* [Items from an interface collection]:
┄┄┄┄┄┄┄┄┄┄

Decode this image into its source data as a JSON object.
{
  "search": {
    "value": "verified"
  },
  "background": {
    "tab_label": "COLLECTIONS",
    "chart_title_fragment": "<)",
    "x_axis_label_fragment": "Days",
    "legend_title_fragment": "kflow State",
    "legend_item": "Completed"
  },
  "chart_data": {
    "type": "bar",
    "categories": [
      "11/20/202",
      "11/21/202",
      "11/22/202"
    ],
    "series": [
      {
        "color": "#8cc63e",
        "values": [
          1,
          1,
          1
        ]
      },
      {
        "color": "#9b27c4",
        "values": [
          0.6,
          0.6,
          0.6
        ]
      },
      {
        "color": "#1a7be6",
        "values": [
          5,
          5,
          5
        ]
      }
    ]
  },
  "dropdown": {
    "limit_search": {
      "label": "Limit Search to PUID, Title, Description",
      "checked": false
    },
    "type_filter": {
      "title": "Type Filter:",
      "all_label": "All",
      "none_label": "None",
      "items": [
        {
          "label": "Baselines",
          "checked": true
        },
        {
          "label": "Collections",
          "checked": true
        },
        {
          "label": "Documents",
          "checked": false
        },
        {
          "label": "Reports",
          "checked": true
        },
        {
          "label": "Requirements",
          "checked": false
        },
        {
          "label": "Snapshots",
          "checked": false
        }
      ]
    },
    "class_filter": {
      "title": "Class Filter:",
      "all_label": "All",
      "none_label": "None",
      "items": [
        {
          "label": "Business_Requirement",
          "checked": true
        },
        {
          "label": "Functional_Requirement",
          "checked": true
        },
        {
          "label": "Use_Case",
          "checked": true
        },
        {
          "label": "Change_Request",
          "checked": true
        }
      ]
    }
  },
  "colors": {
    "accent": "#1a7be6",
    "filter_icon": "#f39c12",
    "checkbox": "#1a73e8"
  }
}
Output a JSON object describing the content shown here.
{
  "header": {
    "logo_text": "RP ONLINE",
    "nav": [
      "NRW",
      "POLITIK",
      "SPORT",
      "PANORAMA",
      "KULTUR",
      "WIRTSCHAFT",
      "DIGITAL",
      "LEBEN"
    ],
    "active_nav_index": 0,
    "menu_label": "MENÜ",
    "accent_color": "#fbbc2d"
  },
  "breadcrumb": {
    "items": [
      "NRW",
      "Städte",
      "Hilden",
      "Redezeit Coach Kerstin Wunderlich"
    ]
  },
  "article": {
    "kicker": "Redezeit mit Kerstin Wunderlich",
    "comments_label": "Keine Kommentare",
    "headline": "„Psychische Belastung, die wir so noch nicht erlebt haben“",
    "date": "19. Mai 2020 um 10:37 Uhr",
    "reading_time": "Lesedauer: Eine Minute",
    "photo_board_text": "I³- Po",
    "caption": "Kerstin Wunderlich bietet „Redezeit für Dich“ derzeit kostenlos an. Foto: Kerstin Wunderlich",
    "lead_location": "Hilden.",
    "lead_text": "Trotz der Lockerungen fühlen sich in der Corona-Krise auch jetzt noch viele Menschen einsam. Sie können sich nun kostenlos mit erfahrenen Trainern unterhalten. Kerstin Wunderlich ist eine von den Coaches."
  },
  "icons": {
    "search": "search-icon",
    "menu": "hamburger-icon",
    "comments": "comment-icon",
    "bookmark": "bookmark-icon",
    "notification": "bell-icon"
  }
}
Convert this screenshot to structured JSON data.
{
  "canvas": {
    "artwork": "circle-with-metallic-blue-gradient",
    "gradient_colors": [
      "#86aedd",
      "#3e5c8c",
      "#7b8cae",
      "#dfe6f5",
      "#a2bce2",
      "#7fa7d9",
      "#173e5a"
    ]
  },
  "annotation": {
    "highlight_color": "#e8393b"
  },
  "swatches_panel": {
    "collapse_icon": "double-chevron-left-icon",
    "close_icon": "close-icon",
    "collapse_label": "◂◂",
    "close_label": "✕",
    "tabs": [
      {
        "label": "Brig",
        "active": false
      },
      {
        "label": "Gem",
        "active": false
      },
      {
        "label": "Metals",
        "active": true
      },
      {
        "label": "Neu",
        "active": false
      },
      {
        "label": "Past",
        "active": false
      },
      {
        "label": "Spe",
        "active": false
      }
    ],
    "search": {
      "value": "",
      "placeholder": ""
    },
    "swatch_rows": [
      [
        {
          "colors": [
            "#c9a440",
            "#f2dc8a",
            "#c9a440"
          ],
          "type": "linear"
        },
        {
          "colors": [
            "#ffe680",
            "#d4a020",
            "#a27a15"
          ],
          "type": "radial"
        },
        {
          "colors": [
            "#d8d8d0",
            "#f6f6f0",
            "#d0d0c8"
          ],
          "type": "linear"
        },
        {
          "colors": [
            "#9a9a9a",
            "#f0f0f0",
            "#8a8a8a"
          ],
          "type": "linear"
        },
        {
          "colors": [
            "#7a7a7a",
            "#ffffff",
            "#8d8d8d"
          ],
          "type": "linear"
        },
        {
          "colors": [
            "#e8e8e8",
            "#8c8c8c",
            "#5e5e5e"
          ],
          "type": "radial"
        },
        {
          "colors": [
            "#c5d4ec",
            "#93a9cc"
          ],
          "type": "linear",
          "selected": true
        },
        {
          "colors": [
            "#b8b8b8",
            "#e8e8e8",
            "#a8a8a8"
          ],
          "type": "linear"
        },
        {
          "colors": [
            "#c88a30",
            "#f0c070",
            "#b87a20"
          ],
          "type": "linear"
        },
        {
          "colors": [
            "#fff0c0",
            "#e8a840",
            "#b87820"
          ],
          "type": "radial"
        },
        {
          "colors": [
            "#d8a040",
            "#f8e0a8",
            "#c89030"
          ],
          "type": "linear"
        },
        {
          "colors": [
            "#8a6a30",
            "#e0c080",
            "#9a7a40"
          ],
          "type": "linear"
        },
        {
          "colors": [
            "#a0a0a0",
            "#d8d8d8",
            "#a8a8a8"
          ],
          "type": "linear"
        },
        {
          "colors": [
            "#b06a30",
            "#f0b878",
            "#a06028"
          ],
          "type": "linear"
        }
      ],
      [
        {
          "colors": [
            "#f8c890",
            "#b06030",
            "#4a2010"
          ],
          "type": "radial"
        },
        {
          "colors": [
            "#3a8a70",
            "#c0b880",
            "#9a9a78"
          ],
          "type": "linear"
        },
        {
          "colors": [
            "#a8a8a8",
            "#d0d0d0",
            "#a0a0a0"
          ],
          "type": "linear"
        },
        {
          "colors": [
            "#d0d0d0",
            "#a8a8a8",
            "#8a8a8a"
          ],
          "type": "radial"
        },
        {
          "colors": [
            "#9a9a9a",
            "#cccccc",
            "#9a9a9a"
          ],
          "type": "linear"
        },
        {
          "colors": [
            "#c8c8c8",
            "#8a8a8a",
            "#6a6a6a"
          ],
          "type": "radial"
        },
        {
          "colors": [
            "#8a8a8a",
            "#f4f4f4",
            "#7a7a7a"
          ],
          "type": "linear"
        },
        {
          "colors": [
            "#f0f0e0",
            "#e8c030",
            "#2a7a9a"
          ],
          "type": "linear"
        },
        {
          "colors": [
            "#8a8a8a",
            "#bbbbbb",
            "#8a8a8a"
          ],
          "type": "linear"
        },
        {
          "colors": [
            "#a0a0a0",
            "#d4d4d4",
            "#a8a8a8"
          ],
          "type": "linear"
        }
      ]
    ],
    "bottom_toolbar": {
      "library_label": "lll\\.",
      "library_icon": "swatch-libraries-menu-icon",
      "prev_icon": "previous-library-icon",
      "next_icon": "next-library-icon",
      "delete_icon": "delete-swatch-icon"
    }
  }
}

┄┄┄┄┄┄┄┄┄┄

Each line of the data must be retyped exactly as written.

* [Task solution]:
Decode this image into its source data as a JSON object.
{
  "search": {
    "value": "verified"
  },
  "background": {
    "tab_label": "COLLECTIONS",
    "chart_title_fragment": "<)",
    "x_axis_label_fragment": "Days",
    "legend_title_fragment": "kflow State",
    "legend_item": "Completed"
  },
  "chart_data": {
    "type": "bar",
    "categories": [
      "11/20/202",
      "11/21/202",
      "11/22/202"
    ],
    "series": [
      {
        "color": "#8cc63e",
        "values": [
          1,
          1,
          1
        ]
      },
      {
        "color": "#9b27c4",
        "values": [
          0.6,
          0.6,
          0.6
        ]
      },
      {
        "color": "#1a7be6",
        "values": [
          5,
          5,
          5
        ]
      }
    ]
  },
  "dropdown": {
    "limit_search": {
      "label": "Limit Search to PUID, Title, Description",
      "checked": false
    },
    "type_filter": {
      "title": "Type Filter:",
      "all_label": "All",
      "none_label": "None",
      "items": [
        {
          "label": "Baselines",
          "checked": true
        },
        {
          "label": "Collections",
          "checked": true
        },
        {
          "label": "Documents",
          "checked": false
        },
        {
          "label": "Reports",
          "checked": true
        },
        {
          "label": "Requirements",
          "checked": false
        },
        {
          "label": "Snapshots",
          "checked": false
        }
      ]
    },
    "class_filter": {
      "title": "Class Filter:",
      "all_label": "All",
      "none_label": "None",
      "items": [
        {
          "label": "Business_Requirement",
          "checked": true
        },
        {
          "label": "Functional_Requirement",
          "checked": true
        },
        {
          "label": "Use_Case",
          "checked": true
        },
        {
          "label": "Change_Request",
          "checked": true
        }
      ]
    }
  },
  "colors": {
    "accent": "#1a7be6",
    "filter_icon": "#f39c12",
    "checkbox": "#1a73e8"
  }
}
Output a JSON object describing the content shown here.
{
  "header": {
    "logo_text": "RP ONLINE",
    "nav": [
      "NRW",
      "POLITIK",
      "SPORT",
      "PANORAMA",
      "KULTUR",
      "WIRTSCHAFT",
      "DIGITAL",
      "LEBEN"
    ],
    "active_nav_index": 0,
    "menu_label": "MENÜ",
    "accent_color": "#fbbc2d"
  },
  "breadcrumb": {
    "items": [
      "NRW",
      "Städte",
      "Hilden",
      "Redezeit Coach Kerstin Wunderlich"
    ]
  },
  "article": {
    "kicker": "Redezeit mit Kerstin Wunderlich",
    "comments_label": "Keine Kommentare",
    "headline": "„Psychische Belastung, die wir so noch nicht erlebt haben“",
    "date": "19. Mai 2020 um 10:37 Uhr",
    "reading_time": "Lesedauer: Eine Minute",
    "photo_board_text": "I³- Po",
    "caption": "Kerstin Wunderlich bietet „Redezeit für Dich“ derzeit kostenlos an. Foto: Kerstin Wunderlich",
    "lead_location": "Hilden.",
    "lead_text": "Trotz der Lockerungen fühlen sich in der Corona-Krise auch jetzt noch viele Menschen einsam. Sie können sich nun kostenlos mit erfahrenen Trainern unterhalten. Kerstin Wunderlich ist eine von den Coaches."
  },
  "icons": {
    "search": "search-icon",
    "menu": "hamburger-icon",
    "comments": "comment-icon",
    "bookmark": "bookmark-icon",
    "notification": "bell-icon"
  }
}
Convert this screenshot to structured JSON data.
{
  "canvas": {
    "artwork": "circle-with-metallic-blue-gradient",
    "gradient_colors": [
      "#86aedd",
      "#3e5c8c",
      "#7b8cae",
      "#dfe6f5",
      "#a2bce2",
      "#7fa7d9",
      "#173e5a"
    ]
  },
  "annotation": {
    "highlight_color": "#e8393b"
  },
  "swatches_panel": {
    "collapse_icon": "double-chevron-left-icon",
    "close_icon": "close-icon",
    "collapse_label": "◂◂",
    "close_label": "✕",
    "tabs": [
      {
        "label": "Brig",
        "active": false
      },
      {
        "label": "Gem",
        "active": false
      },
      {
        "label": "Metals",
        "active": true
      },
      {
        "label": "Neu",
        "active": false
      },
      {
        "label": "Past",
        "active": false
      },
      {
        "label": "Spe",
        "active": false
      }
    ],
    "search": {
      "value": "",
      "placeholder": ""
    },
    "swatch_rows": [
      [
        {
          "colors": [
            "#c9a440",
            "#f2dc8a",
            "#c9a440"
          ],
          "type": "linear"
        },
        {
          "colors": [
            "#ffe680",
            "#d4a020",
            "#a27a15"
          ],
          "type": "radial"
        },
        {
          "colors": [
            "#d8d8d0",
            "#f6f6f0",
            "#d0d0c8"
          ],
          "type": "linear"
        },
        {
          "colors": [
            "#9a9a9a",
            "#f0f0f0",
            "#8a8a8a"
          ],
          "type": "linear"
        },
        {
          "colors": [
            "#7a7a7a",
            "#ffffff",
            "#8d8d8d"
          ],
          "type": "linear"
        },
        {
          "colors": [
            "#e8e8e8",
            "#8c8c8c",
            "#5e5e5e"
          ],
          "type": "radial"
        },
        {
          "colors": [
            "#c5d4ec",
            "#93a9cc"
          ],
          "type": "linear",
          "selected": true
        },
        {
          "colors": [
            "#b8b8b8",
            "#e8e8e8",
            "#a8a8a8"
          ],
          "type": "linear"
        },
        {
          "colors": [
            "#c88a30",
            "#f0c070",
            "#b87a20"
          ],
          "type": "linear"
        },
        {
          "colors": [
            "#fff0c0",
            "#e8a840",
            "#b87820"
          ],
          "type": "radial"
        },
        {
          "colors": [
            "#d8a040",
            "#f8e0a8",
            "#c89030"
          ],
          "type": "linear"
        },
        {
          "colors": [
            "#8a6a30",
            "#e0c080",
            "#9a7a40"
          ],
          "type": "linear"
        },
        {
          "colors": [
            "#a0a0a0",
            "#d8d8d8",
            "#a8a8a8"
          ],
          "type": "linear"
        },
        {
          "colors": [
            "#b06a30",
            "#f0b878",
            "#a06028"
          ],
          "type": "linear"
        }
      ],
      [
        {
          "colors": [
            "#f8c890",
            "#b06030",
            "#4a2010"
          ],
          "type": "radial"
        },
        {
          "colors": [
            "#3a8a70",
            "#c0b880",
            "#9a9a78"
          ],
          "type": "linear"
        },
        {
          "colors": [
            "#a8a8a8",
            "#d0d0d0",
            "#a0a0a0"
          ],
          "type": "linear"
        },
        {
          "colors": [
            "#d0d0d0",
            "#a8a8a8",
            "#8a8a8a"
          ],
          "type": "radial"
        },
        {
          "colors": [
            "#9a9a9a",
            "#cccccc",
            "#9a9a9a"
          ],
          "type": "linear"
        },
        {
          "colors": [
            "#c8c8c8",
            "#8a8a8a",
            "#6a6a6a"
          ],
          "type": "radial"
        },
        {
          "colors": [
            "#8a8a8a",
            "#f4f4f4",
            "#7a7a7a"
          ],
          "type": "linear"
        },
        {
          "colors": [
            "#f0f0e0",
            "#e8c030",
            "#2a7a9a"
          ],
          "type": "linear"
        },
        {
          "colors": [
            "#8a8a8a",
            "#bbbbbb",
            "#8a8a8a"
          ],
          "type": "linear"
        },
        {
          "colors": [
            "#a0a0a0",
            "#d4d4d4",
            "#a8a8a8"
          ],
          "type": "linear"
        }
      ]
    ],
    "bottom_toolbar": {
      "library_label": "lll\\.",
      "library_icon": "swatch-libraries-menu-icon",
      "prev_icon": "previous-library-icon",
      "next_icon": "next-library-icon",
      "delete_icon": "delete-swatch-icon"
    }
  }
}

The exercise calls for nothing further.